One of the absorbing issues here: What's the connection between virtue and happiness generally, and what connection should there be? Another, for Flanagan, is whether Buddha's or Aristotle's virtue is better. And, how surmountable are the "destructive states of mind" that block our paths to virtue and happiness?
I always thought Aristotle's catalog of virtues was plenty thick, but Buddhists may have a point about compassion, mindfulness, joy, equanimity, kindness et al. "One can go wrong in a lot of ways."
Aristotle's Law: Virtue is a necessary condition for happiness, and usually sufficient too.Those are the initial versions, then supplanted by "weaker and more plausible" versions:
Buddha's Law: Wisdom, virtue, and mindfulness together form a necessary (and "reliable") condition for happiness.
AL": Virtue (& reason) is the normal and reliable cause of happiness.Much to ponder in all this, so far, though maybe not so much to dispute.

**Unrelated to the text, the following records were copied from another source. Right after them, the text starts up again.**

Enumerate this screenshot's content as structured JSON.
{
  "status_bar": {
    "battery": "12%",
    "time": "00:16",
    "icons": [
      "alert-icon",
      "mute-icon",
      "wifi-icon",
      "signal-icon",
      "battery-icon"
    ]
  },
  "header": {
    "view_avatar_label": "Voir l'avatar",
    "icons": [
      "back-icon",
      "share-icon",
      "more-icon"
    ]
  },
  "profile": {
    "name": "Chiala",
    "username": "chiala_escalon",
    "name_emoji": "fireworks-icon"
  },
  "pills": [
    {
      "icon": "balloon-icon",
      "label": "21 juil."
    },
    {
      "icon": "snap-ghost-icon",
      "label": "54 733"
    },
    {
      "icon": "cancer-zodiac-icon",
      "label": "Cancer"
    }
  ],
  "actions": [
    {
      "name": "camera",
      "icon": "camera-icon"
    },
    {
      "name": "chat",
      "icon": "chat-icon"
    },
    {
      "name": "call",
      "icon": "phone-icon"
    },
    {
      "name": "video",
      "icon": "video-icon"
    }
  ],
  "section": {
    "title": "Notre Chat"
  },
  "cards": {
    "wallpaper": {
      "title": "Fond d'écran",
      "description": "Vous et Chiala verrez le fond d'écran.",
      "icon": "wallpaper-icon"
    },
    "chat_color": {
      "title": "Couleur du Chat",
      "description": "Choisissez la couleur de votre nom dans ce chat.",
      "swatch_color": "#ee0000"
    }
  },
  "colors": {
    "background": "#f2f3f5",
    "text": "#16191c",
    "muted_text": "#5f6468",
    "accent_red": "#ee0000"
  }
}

But here's a contentious suggestion, a "normative exclusion clause" disallowing happiness acquired via "magic pills" or "false belief". "Happy states born of delusion are undeserved." Do we agree?
BL": Virtue (& wisdom & mindfulness) is the normal and reliable cause of happiness.

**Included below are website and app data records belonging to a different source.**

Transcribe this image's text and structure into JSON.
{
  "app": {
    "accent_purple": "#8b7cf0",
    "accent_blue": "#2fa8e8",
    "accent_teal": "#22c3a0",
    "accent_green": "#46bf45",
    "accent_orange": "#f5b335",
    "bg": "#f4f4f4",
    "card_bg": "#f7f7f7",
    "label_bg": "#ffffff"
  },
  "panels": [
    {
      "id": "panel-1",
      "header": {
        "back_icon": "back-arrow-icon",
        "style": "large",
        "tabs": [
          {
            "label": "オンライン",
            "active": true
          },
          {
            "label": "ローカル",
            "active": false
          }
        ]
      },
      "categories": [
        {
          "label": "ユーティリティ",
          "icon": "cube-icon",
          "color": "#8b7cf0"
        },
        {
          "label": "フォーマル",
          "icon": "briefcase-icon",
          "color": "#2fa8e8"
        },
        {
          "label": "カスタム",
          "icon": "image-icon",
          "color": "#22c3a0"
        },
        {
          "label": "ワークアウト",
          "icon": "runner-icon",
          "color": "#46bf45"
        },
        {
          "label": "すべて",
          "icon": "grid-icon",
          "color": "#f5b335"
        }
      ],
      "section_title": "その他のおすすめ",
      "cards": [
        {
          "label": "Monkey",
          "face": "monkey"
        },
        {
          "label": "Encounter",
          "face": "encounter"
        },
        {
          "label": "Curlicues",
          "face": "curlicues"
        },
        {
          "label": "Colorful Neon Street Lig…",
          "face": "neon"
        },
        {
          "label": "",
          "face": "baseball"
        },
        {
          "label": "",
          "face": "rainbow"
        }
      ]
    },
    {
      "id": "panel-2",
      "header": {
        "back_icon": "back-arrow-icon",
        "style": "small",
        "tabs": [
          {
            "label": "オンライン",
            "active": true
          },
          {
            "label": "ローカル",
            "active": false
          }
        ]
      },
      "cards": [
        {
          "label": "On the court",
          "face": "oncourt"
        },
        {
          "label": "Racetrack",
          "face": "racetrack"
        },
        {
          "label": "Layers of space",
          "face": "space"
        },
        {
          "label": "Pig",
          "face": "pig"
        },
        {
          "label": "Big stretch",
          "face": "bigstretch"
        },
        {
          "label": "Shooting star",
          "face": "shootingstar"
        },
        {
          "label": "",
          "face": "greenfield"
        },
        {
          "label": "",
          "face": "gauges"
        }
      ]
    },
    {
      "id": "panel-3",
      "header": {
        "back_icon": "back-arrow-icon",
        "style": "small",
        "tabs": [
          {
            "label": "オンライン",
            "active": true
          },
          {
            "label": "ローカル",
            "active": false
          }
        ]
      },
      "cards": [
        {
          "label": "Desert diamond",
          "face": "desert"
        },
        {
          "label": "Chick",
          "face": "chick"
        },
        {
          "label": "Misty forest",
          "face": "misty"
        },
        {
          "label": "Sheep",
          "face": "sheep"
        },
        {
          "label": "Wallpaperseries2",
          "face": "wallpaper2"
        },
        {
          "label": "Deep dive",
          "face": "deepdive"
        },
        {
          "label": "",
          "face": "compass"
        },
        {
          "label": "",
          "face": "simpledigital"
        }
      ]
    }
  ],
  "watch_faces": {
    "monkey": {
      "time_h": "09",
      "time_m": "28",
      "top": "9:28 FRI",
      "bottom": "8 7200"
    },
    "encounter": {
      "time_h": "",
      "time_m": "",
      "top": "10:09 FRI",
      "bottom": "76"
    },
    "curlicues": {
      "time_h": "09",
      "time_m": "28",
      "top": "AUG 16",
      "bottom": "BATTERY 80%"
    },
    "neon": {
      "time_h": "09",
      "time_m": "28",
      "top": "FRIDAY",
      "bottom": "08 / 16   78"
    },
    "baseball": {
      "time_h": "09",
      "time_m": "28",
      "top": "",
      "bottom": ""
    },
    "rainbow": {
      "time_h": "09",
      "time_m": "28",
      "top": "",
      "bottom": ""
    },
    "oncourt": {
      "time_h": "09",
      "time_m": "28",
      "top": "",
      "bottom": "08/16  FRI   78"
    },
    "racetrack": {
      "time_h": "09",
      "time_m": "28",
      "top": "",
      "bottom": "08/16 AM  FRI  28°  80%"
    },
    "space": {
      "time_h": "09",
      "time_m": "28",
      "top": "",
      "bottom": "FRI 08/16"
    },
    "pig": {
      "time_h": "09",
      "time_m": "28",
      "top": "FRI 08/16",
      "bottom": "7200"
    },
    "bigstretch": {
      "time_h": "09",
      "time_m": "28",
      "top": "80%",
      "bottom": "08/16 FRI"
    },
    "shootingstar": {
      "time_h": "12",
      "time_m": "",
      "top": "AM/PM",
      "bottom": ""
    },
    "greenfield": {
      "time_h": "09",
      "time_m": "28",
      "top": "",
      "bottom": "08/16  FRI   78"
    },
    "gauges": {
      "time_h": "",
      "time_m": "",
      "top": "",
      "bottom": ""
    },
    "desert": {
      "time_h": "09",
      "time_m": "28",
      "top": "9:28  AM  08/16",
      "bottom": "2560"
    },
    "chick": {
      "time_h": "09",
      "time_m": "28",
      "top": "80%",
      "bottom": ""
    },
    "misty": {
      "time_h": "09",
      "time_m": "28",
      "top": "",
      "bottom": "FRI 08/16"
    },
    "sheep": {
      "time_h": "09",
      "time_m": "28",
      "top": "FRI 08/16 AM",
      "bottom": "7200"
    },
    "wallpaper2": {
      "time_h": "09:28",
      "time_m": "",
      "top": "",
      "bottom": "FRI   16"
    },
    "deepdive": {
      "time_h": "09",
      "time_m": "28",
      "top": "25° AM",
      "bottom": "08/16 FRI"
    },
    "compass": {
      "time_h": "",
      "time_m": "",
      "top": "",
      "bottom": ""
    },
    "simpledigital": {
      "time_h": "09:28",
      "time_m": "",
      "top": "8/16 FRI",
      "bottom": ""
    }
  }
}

And, are we bothered by the return of the superscripts to muddy the waters and render our two versions of happiness potentially incommensurable? I wonder why we should be, unless our goal is to draft a blueprint for a new univocal republic of happiness.
Virtue involves the amplification of our social nature... which becomes ever more pleasant the more fully it blossoms.
Mother Nature wired us over evolutionary time to feel positively about being with others and about their well-being, especially relatives, and those others with whom we share communal projects... Excellent social relations are a source of happiness.That's good. But we're also wired to prefer our own tribe, right or wrong, "enabling certain unfortunate tendencies of moral chauvinism." That's bad.
"These tendencies could be overcome by also teaching about the danger I have just spoken of." That's optimistic.
And so, I suppose, is the emphasis on our "shared humanity" both Flanagan and I and Confucians and unitarians and others like to invoke as our great unifier and chauvinism breaker, our best reason to be as good and kind and compassionate and generally virtuous as possible.
Imagine actually acting on that, continually growing our native capacity for fellow-feeling, exchanging residual egoism and mutual suspicion for spontaneous compassion and kindness, not giving troubled thought to other lives than those of the other sentient beings who need our compassion. Or to another life, an afterlife.
Imagine all the people, living in peace, living for today (& echoing John & Jon). Wouldn't you call that Buddhism naturalized?
Shouldn't we call it virtuous happiness?
Shouldn't we call it virtuous happiness?